## Assigned task
Could you reproduce all of the records exactly?

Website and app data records
---+---

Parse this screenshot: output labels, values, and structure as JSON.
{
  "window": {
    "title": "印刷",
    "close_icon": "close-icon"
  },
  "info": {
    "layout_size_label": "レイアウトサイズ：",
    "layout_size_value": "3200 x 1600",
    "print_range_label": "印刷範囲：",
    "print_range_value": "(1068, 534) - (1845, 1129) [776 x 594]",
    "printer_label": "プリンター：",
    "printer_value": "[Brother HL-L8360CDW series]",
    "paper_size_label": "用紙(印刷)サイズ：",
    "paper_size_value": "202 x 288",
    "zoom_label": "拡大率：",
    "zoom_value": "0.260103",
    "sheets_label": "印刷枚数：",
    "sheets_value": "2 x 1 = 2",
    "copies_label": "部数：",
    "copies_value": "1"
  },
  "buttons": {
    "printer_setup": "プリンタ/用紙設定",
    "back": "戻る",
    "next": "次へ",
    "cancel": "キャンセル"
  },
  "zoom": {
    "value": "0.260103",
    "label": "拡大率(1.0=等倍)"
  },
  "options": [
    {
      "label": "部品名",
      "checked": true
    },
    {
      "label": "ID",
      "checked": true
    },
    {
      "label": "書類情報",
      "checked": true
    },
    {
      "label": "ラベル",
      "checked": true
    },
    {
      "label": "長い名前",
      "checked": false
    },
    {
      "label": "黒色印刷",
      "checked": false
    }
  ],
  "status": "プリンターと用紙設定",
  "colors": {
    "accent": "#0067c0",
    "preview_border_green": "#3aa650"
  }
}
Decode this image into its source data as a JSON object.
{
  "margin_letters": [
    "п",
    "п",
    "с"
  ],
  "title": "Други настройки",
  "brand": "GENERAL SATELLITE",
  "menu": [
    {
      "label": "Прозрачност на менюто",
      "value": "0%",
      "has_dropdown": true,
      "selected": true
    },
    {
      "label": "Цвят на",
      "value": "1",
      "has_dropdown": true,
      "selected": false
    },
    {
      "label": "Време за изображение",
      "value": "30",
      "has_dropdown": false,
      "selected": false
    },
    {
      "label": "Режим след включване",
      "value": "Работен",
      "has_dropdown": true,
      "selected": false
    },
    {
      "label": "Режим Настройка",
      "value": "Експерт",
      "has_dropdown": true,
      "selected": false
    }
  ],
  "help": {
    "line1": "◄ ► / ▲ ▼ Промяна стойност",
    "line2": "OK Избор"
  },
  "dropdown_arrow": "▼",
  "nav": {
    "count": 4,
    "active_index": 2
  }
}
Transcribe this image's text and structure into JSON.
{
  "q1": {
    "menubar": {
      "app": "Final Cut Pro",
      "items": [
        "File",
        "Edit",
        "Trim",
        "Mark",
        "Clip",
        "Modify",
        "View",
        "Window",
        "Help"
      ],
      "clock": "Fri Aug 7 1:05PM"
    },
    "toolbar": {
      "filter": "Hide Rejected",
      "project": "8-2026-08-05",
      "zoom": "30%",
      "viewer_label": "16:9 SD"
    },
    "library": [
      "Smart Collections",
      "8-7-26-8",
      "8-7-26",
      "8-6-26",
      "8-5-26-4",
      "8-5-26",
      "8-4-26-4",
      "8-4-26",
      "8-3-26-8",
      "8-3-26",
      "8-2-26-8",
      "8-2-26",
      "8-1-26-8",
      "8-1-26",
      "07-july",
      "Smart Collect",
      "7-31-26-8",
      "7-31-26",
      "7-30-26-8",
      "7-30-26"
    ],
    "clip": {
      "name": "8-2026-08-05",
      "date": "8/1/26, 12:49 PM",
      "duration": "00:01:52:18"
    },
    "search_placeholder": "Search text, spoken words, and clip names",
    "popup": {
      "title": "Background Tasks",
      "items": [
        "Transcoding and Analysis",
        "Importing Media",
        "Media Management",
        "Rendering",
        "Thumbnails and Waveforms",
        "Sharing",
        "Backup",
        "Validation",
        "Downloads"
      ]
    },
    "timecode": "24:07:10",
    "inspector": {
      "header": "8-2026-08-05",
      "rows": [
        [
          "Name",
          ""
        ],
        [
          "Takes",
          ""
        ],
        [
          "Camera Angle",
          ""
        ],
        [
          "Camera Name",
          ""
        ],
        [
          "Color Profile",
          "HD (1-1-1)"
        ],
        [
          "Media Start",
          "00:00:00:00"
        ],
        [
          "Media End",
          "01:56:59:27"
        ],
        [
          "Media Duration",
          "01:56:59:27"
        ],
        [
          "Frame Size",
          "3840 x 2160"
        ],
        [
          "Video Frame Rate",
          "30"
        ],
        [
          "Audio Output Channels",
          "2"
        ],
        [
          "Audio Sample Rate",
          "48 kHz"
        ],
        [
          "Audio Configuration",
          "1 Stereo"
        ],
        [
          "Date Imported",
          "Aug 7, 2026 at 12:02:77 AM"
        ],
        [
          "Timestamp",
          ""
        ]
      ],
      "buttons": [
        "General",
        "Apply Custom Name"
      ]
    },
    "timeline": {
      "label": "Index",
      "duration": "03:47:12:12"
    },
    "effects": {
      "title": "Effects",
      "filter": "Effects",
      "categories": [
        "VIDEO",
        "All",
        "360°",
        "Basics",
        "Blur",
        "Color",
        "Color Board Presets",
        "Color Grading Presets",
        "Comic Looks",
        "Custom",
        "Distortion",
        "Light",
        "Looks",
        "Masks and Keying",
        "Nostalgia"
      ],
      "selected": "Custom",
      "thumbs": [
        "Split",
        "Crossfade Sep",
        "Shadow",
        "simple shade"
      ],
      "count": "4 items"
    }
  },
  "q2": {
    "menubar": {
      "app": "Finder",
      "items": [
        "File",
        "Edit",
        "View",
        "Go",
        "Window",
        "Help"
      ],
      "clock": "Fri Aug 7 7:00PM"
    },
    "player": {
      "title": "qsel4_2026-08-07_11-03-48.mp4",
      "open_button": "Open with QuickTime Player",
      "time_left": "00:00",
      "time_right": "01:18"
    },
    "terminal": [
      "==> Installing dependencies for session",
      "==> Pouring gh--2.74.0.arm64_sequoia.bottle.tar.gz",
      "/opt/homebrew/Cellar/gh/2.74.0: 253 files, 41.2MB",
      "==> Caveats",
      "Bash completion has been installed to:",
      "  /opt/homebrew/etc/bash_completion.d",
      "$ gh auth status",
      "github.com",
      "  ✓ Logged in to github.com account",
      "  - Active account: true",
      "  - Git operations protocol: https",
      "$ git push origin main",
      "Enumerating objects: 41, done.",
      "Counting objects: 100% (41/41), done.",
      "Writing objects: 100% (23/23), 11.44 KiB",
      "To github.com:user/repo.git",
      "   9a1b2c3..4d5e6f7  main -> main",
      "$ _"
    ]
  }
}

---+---

## Task result
Parse this screenshot: output labels, values, and structure as JSON.
{
  "window": {
    "title": "印刷",
    "close_icon": "close-icon"
  },
  "info": {
    "layout_size_label": "レイアウトサイズ：",
    "layout_size_value": "3200 x 1600",
    "print_range_label": "印刷範囲：",
    "print_range_value": "(1068, 534) - (1845, 1129) [776 x 594]",
    "printer_label": "プリンター：",
    "printer_value": "[Brother HL-L8360CDW series]",
    "paper_size_label": "用紙(印刷)サイズ：",
    "paper_size_value": "202 x 288",
    "zoom_label": "拡大率：",
    "zoom_value": "0.260103",
    "sheets_label": "印刷枚数：",
    "sheets_value": "2 x 1 = 2",
    "copies_label": "部数：",
    "copies_value": "1"
  },
  "buttons": {
    "printer_setup": "プリンタ/用紙設定",
    "back": "戻る",
    "next": "次へ",
    "cancel": "キャンセル"
  },
  "zoom": {
    "value": "0.260103",
    "label": "拡大率(1.0=等倍)"
  },
  "options": [
    {
      "label": "部品名",
      "checked": true
    },
    {
      "label": "ID",
      "checked": true
    },
    {
      "label": "書類情報",
      "checked": true
    },
    {
      "label": "ラベル",
      "checked": true
    },
    {
      "label": "長い名前",
      "checked": false
    },
    {
      "label": "黒色印刷",
      "checked": false
    }
  ],
  "status": "プリンターと用紙設定",
  "colors": {
    "accent": "#0067c0",
    "preview_border_green": "#3aa650"
  }
}
Decode this image into its source data as a JSON object.
{
  "margin_letters": [
    "п",
    "п",
    "с"
  ],
  "title": "Други настройки",
  "brand": "GENERAL SATELLITE",
  "menu": [
    {
      "label": "Прозрачност на менюто",
      "value": "0%",
      "has_dropdown": true,
      "selected": true
    },
    {
      "label": "Цвят на",
      "value": "1",
      "has_dropdown": true,
      "selected": false
    },
    {
      "label": "Време за изображение",
      "value": "30",
      "has_dropdown": false,
      "selected": false
    },
    {
      "label": "Режим след включване",
      "value": "Работен",
      "has_dropdown": true,
      "selected": false
    },
    {
      "label": "Режим Настройка",
      "value": "Експерт",
      "has_dropdown": true,
      "selected": false
    }
  ],
  "help": {
    "line1": "◄ ► / ▲ ▼ Промяна стойност",
    "line2": "OK Избор"
  },
  "dropdown_arrow": "▼",
  "nav": {
    "count": 4,
    "active_index": 2
  }
}
Transcribe this image's text and structure into JSON.
{
  "q1": {
    "menubar": {
      "app": "Final Cut Pro",
      "items": [
        "File",
        "Edit",
        "Trim",
        "Mark",
        "Clip",
        "Modify",
        "View",
        "Window",
        "Help"
      ],
      "clock": "Fri Aug 7 1:05PM"
    },
    "toolbar": {
      "filter": "Hide Rejected",
      "project": "8-2026-08-05",
      "zoom": "30%",
      "viewer_label": "16:9 SD"
    },
    "library": [
      "Smart Collections",
      "8-7-26-8",
      "8-7-26",
      "8-6-26",
      "8-5-26-4",
      "8-5-26",
      "8-4-26-4",
      "8-4-26",
      "8-3-26-8",
      "8-3-26",
      "8-2-26-8",
      "8-2-26",
      "8-1-26-8",
      "8-1-26",
      "07-july",
      "Smart Collect",
      "7-31-26-8",
      "7-31-26",
      "7-30-26-8",
      "7-30-26"
    ],
    "clip": {
      "name": "8-2026-08-05",
      "date": "8/1/26, 12:49 PM",
      "duration": "00:01:52:18"
    },
    "search_placeholder": "Search text, spoken words, and clip names",
    "popup": {
      "title": "Background Tasks",
      "items": [
        "Transcoding and Analysis",
        "Importing Media",
        "Media Management",
        "Rendering",
        "Thumbnails and Waveforms",
        "Sharing",
        "Backup",
        "Validation",
        "Downloads"
      ]
    },
    "timecode": "24:07:10",
    "inspector": {
      "header": "8-2026-08-05",
      "rows": [
        [
          "Name",
          ""
        ],
        [
          "Takes",
          ""
        ],
        [
          "Camera Angle",
          ""
        ],
        [
          "Camera Name",
          ""
        ],
        [
          "Color Profile",
          "HD (1-1-1)"
        ],
        [
          "Media Start",
          "00:00:00:00"
        ],
        [
          "Media End",
          "01:56:59:27"
        ],
        [
          "Media Duration",
          "01:56:59:27"
        ],
        [
          "Frame Size",
          "3840 x 2160"
        ],
        [
          "Video Frame Rate",
          "30"
        ],
        [
          "Audio Output Channels",
          "2"
        ],
        [
          "Audio Sample Rate",
          "48 kHz"
        ],
        [
          "Audio Configuration",
          "1 Stereo"
        ],
        [
          "Date Imported",
          "Aug 7, 2026 at 12:02:77 AM"
        ],
        [
          "Timestamp",
          ""
        ]
      ],
      "buttons": [
        "General",
        "Apply Custom Name"
      ]
    },
    "timeline": {
      "label": "Index",
      "duration": "03:47:12:12"
    },
    "effects": {
      "title": "Effects",
      "filter": "Effects",
      "categories": [
        "VIDEO",
        "All",
        "360°",
        "Basics",
        "Blur",
        "Color",
        "Color Board Presets",
        "Color Grading Presets",
        "Comic Looks",
        "Custom",
        "Distortion",
        "Light",
        "Looks",
        "Masks and Keying",
        "Nostalgia"
      ],
      "selected": "Custom",
      "thumbs": [
        "Split",
        "Crossfade Sep",
        "Shadow",
        "simple shade"
      ],
      "count": "4 items"
    }
  },
  "q2": {
    "menubar": {
      "app": "Finder",
      "items": [
        "File",
        "Edit",
        "View",
        "Go",
        "Window",
        "Help"
      ],
      "clock": "Fri Aug 7 7:00PM"
    },
    "player": {
      "title": "qsel4_2026-08-07_11-03-48.mp4",
      "open_button": "Open with QuickTime Player",
      "time_left": "00:00",
      "time_right": "01:18"
    },
    "terminal": [
      "==> Installing dependencies for session",
      "==> Pouring gh--2.74.0.arm64_sequoia.bottle.tar.gz",
      "/opt/homebrew/Cellar/gh/2.74.0: 253 files, 41.2MB",
      "==> Caveats",
      "Bash completion has been installed to:",
      "  /opt/homebrew/etc/bash_completion.d",
      "$ gh auth status",
      "github.com",
      "  ✓ Logged in to github.com account",
      "  - Active account: true",
      "  - Git operations protocol: https",
      "$ git push origin main",
      "Enumerating objects: 41, done.",
      "Counting objects: 100% (41/41), done.",
      "Writing objects: 100% (23/23), 11.44 KiB",
      "To github.com:user/repo.git",
      "   9a1b2c3..4d5e6f7  main -> main",
      "$ _"
    ]
  }
}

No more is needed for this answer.